> _Data_:
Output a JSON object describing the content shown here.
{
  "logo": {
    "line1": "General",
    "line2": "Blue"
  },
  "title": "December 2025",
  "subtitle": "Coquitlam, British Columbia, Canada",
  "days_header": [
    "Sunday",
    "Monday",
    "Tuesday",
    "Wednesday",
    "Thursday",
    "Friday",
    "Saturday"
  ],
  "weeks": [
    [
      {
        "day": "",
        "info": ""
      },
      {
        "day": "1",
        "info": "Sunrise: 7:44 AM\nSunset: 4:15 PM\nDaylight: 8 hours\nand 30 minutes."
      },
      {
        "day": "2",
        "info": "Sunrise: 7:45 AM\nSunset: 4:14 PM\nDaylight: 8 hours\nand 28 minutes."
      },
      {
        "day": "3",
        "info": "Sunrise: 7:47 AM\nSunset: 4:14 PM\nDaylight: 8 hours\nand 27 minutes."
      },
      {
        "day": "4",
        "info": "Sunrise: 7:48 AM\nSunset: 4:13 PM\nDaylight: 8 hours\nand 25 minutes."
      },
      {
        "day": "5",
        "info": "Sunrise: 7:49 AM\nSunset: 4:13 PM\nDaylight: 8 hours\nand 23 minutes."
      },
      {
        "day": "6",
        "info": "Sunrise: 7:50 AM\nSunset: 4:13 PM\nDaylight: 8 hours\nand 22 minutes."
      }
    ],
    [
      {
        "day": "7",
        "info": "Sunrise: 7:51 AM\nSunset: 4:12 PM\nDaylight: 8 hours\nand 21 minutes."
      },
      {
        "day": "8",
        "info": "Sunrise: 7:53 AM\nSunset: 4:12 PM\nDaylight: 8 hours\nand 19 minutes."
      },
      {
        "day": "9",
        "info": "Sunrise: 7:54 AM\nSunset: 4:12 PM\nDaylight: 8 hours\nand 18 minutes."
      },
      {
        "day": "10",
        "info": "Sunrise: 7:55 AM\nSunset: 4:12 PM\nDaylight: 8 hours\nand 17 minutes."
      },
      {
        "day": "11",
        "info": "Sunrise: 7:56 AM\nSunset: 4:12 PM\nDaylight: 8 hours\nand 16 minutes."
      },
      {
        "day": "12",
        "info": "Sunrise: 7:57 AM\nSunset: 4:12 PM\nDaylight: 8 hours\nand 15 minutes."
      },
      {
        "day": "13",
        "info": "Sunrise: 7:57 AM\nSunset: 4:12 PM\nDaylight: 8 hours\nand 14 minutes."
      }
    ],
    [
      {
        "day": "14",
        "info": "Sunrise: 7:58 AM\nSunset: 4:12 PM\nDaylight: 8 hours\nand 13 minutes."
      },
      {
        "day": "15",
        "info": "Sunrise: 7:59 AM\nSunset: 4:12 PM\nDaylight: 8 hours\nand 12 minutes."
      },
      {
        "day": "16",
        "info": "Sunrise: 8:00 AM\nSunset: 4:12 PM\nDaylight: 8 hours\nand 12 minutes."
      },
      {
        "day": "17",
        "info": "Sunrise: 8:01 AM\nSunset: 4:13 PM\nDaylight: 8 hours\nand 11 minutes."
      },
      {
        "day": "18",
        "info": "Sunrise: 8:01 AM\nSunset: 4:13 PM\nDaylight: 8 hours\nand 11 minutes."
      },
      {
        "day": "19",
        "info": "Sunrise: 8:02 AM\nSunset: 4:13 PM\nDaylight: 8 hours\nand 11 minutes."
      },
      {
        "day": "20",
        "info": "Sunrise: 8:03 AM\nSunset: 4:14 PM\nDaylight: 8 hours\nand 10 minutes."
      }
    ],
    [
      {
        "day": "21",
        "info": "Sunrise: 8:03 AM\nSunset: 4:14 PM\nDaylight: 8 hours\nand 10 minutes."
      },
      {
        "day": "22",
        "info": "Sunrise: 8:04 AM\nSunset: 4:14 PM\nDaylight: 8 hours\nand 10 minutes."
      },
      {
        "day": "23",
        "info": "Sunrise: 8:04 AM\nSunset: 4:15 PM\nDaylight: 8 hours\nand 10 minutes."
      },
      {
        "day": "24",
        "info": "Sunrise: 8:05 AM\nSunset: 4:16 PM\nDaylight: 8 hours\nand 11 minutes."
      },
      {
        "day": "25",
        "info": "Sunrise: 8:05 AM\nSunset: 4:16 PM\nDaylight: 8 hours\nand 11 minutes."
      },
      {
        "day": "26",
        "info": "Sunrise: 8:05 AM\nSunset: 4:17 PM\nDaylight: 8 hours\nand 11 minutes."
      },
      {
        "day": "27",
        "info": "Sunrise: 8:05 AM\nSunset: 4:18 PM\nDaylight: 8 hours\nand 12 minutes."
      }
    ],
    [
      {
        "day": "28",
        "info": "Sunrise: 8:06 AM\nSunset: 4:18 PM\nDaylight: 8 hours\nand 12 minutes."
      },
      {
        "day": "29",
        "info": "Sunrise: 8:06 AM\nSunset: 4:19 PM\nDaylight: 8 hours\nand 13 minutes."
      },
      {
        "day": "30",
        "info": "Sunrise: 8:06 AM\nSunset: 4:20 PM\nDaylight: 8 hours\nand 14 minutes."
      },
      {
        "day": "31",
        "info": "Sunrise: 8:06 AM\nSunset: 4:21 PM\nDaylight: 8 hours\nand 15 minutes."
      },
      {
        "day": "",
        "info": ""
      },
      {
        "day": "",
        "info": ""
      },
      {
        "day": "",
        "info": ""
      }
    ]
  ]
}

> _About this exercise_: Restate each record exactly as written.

> _Answer space_:
Output a JSON object describing the content shown here.
{
  "logo": {
    "line1": "General",
    "line2": "Blue"
  },
  "title": "December 2025",
  "subtitle": "Coquitlam, British Columbia, Canada",
  "days_header": [
    "Sunday",
    "Monday",
    "Tuesday",
    "Wednesday",
    "Thursday",
    "Friday",
    "Saturday"
  ],
  "weeks": [
    [
      {
        "day": "",
        "info": ""
      },
      {
        "day": "1",
        "info": "Sunrise: 7:44 AM\nSunset: 4:15 PM\nDaylight: 8 hours\nand 30 minutes."
      },
      {
        "day": "2",
        "info": "Sunrise: 7:45 AM\nSunset: 4:14 PM\nDaylight: 8 hours\nand 28 minutes."
      },
      {
        "day": "3",
        "info": "Sunrise: 7:47 AM\nSunset: 4:14 PM\nDaylight: 8 hours\nand 27 minutes."
      },
      {
        "day": "4",
        "info": "Sunrise: 7:48 AM\nSunset: 4:13 PM\nDaylight: 8 hours\nand 25 minutes."
      },
      {
        "day": "5",
        "info": "Sunrise: 7:49 AM\nSunset: 4:13 PM\nDaylight: 8 hours\nand 23 minutes."
      },
      {
        "day": "6",
        "info": "Sunrise: 7:50 AM\nSunset: 4:13 PM\nDaylight: 8 hours\nand 22 minutes."
      }
    ],
    [
      {
        "day": "7",
        "info": "Sunrise: 7:51 AM\nSunset: 4:12 PM\nDaylight: 8 hours\nand 21 minutes."
      },
      {
        "day": "8",
        "info": "Sunrise: 7:53 AM\nSunset: 4:12 PM\nDaylight: 8 hours\nand 19 minutes."
      },
      {
        "day": "9",
        "info": "Sunrise: 7:54 AM\nSunset: 4:12 PM\nDaylight: 8 hours\nand 18 minutes."
      },
      {
        "day": "10",
        "info": "Sunrise: 7:55 AM\nSunset: 4:12 PM\nDaylight: 8 hours\nand 17 minutes."
      },
      {
        "day": "11",
        "info": "Sunrise: 7:56 AM\nSunset: 4:12 PM\nDaylight: 8 hours\nand 16 minutes."
      },
      {
        "day": "12",
        "info": "Sunrise: 7:57 AM\nSunset: 4:12 PM\nDaylight: 8 hours\nand 15 minutes."
      },
      {
        "day": "13",
        "info": "Sunrise: 7:57 AM\nSunset: 4:12 PM\nDaylight: 8 hours\nand 14 minutes."
      }
    ],
    [
      {
        "day": "14",
        "info": "Sunrise: 7:58 AM\nSunset: 4:12 PM\nDaylight: 8 hours\nand 13 minutes."
      },
      {
        "day": "15",
        "info": "Sunrise: 7:59 AM\nSunset: 4:12 PM\nDaylight: 8 hours\nand 12 minutes."
      },
      {
        "day": "16",
        "info": "Sunrise: 8:00 AM\nSunset: 4:12 PM\nDaylight: 8 hours\nand 12 minutes."
      },
      {
        "day": "17",
        "info": "Sunrise: 8:01 AM\nSunset: 4:13 PM\nDaylight: 8 hours\nand 11 minutes."
      },
      {
        "day": "18",
        "info": "Sunrise: 8:01 AM\nSunset: 4:13 PM\nDaylight: 8 hours\nand 11 minutes."
      },
      {
        "day": "19",
        "info": "Sunrise: 8:02 AM\nSunset: 4:13 PM\nDaylight: 8 hours\nand 11 minutes."
      },
      {
        "day": "20",
        "info": "Sunrise: 8:03 AM\nSunset: 4:14 PM\nDaylight: 8 hours\nand 10 minutes."
      }
    ],
    [
      {
        "day": "21",
        "info": "Sunrise: 8:03 AM\nSunset: 4:14 PM\nDaylight: 8 hours\nand 10 minutes."
      },
      {
        "day": "22",
        "info": "Sunrise: 8:04 AM\nSunset: 4:14 PM\nDaylight: 8 hours\nand 10 minutes."
      },
      {
        "day": "23",
        "info": "Sunrise: 8:04 AM\nSunset: 4:15 PM\nDaylight: 8 hours\nand 10 minutes."
      },
      {
        "day": "24",
        "info": "Sunrise: 8:05 AM\nSunset: 4:16 PM\nDaylight: 8 hours\nand 11 minutes."
      },
      {
        "day": "25",
        "info": "Sunrise: 8:05 AM\nSunset: 4:16 PM\nDaylight: 8 hours\nand 11 minutes."
      },
      {
        "day": "26",
        "info": "Sunrise: 8:05 AM\nSunset: 4:17 PM\nDaylight: 8 hours\nand 11 minutes."
      },
      {
        "day": "27",
        "info": "Sunrise: 8:05 AM\nSunset: 4:18 PM\nDaylight: 8 hours\nand 12 minutes."
      }
    ],
    [
      {
        "day": "28",
        "info": "Sunrise: 8:06 AM\nSunset: 4:18 PM\nDaylight: 8 hours\nand 12 minutes."
      },
      {
        "day": "29",
        "info": "Sunrise: 8:06 AM\nSunset: 4:19 PM\nDaylight: 8 hours\nand 13 minutes."
      },
      {
        "day": "30",
        "info": "Sunrise: 8:06 AM\nSunset: 4:20 PM\nDaylight: 8 hours\nand 14 minutes."
      },
      {
        "day": "31",
        "info": "Sunrise: 8:06 AM\nSunset: 4:21 PM\nDaylight: 8 hours\nand 15 minutes."
      },
      {
        "day": "",
        "info": ""
      },
      {
        "day": "",
        "info": ""
      },
      {
        "day": "",
        "info": ""
      }
    ]
  ]
}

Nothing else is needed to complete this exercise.